THE SET UP: Jessica Monroe is living alone with her adopted daughter in the eastern part of Indian Territory. Her husband has been murdered by Andrew Fallon’s border raiders. Now, the Choctaws have brought her a U.S. Deputy Marshal who has been badly wounded by the same band of outlaws, in the hope that she will be able to save his life. Here’s what happens:

“You waitin’ on a…invitation?” A faint smile touched his battered mouth. “I’m fresh out.”

Jessica reached for the tin star. Her fingers closed around the uneven edges of it. No. She couldn’t wait any longer. “What’s your name?” Her voice came out jagged, like the metal she touched.

His bruised eyes slitted as he studied her a moment. “Turner. Kaedon Turner.”

Jessica sighed. “Well, Kaedon Turner, you’ve probably been a lot better places in your life than this. Take a deep breath, and try not to move.”

He gave a wry chuckle, letting his eyes drift completely closed. “Do it fast. I’ll be okay.”

She nodded, even though she knew he couldn’t see her. “Ready?”

“Go ahead.”

Even knowing what was coming, his voice sounded smoother than hers, she thought. She wrapped her hand tightly around the metal and pulled up fast, as he’d asked.

As the metal slid through his flesh, Kaed’s left hand moved convulsively, his fingers gripping the quilt. He was unable to hold back the soft hint of an agonized groan as he turned away from her. He swore as the thick steel pin cleared his skin, freeing the chambray shirt and cotton undershirt beneath it, blood spraying as his teeth closed solidly over his bottom lip.

Jessica lifted the material away, biting back her own curse as she surveyed the damage they’d done to him. His chest was a mass of purple bruises, uneven gashes, and burns. Her stomach turned over. She was not squeamish. But this—

It was just like what they’d done to Billy, before they’d killed him. Billy, the last man the Choctaws had dumped on her porch. Billy Monroe, the man she’d come to loathe during their one brief year of marriage.

She took a washrag from the nightstand and wet it in the nearby basin. Wordlessly, she placed her cool palm against Kaedon Turner’s stubbled, bruised cheek, turning his head toward her so she could clean his face and neck.

She knew instinctively he was the kind of man who would never stand for this if it wasn’t necessary. The kind of man who was unaccustomed to a woman’s comforting caress.
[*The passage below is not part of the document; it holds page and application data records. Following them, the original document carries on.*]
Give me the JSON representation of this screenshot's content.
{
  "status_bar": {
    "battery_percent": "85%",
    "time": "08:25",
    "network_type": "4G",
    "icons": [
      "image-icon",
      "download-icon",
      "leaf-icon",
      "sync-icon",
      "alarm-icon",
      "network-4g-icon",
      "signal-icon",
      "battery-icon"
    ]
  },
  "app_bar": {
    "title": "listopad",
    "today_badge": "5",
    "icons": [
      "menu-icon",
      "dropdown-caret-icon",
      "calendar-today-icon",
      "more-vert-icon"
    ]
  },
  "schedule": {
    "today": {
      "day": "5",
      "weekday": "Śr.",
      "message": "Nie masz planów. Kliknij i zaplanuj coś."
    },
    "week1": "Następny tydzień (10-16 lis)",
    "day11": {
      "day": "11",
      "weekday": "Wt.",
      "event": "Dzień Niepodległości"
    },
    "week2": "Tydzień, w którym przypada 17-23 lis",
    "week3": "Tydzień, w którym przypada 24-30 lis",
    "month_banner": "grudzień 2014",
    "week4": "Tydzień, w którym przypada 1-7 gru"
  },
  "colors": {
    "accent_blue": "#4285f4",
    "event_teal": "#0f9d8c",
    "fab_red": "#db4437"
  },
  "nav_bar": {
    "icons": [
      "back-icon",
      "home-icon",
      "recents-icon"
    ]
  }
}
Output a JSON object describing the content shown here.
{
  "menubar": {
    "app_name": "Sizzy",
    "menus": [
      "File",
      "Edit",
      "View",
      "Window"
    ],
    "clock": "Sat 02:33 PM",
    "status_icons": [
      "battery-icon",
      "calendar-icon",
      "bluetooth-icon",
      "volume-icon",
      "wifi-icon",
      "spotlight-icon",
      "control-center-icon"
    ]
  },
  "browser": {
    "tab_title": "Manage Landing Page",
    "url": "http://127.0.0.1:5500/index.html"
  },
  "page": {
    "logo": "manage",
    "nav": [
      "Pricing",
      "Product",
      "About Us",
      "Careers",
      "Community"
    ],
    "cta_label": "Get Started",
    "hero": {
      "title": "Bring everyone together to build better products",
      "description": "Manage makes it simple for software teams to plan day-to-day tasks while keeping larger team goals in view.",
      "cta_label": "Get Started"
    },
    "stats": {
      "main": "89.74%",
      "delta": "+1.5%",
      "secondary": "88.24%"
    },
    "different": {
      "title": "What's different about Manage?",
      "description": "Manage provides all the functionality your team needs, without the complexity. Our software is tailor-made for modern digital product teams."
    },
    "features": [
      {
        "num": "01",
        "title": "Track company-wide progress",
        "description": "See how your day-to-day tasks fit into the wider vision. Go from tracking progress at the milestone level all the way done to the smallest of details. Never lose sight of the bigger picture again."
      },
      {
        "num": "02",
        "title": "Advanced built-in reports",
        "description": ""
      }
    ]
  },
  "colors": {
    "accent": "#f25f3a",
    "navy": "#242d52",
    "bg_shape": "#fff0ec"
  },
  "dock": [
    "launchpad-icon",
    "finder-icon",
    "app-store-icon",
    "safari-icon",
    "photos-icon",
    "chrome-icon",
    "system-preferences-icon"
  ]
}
The kind of man who would never complain, no matter how badly wounded he was.

“Fallon.” His voice was rough.

Jessica stopped her movements and watched him. “What about him?”

His brows drew together, as if he were trying to formulate what he wanted to say. “Is he…dead?”

What should she tell him?

The truth.

“I—don’t know.”

“Damn it.”

“You were losing a lot of blood out there,” Jessica said, determined to turn his thoughts from Fallon to the present. She ran the wet cloth lightly across the long split in his right cheek.

His breathing was controlled, even. “I took a bullet.” He said it quietly, almost conversationally.

Jessica stopped moving. “Where?”

Here’s the BUY LINK for AMAZON: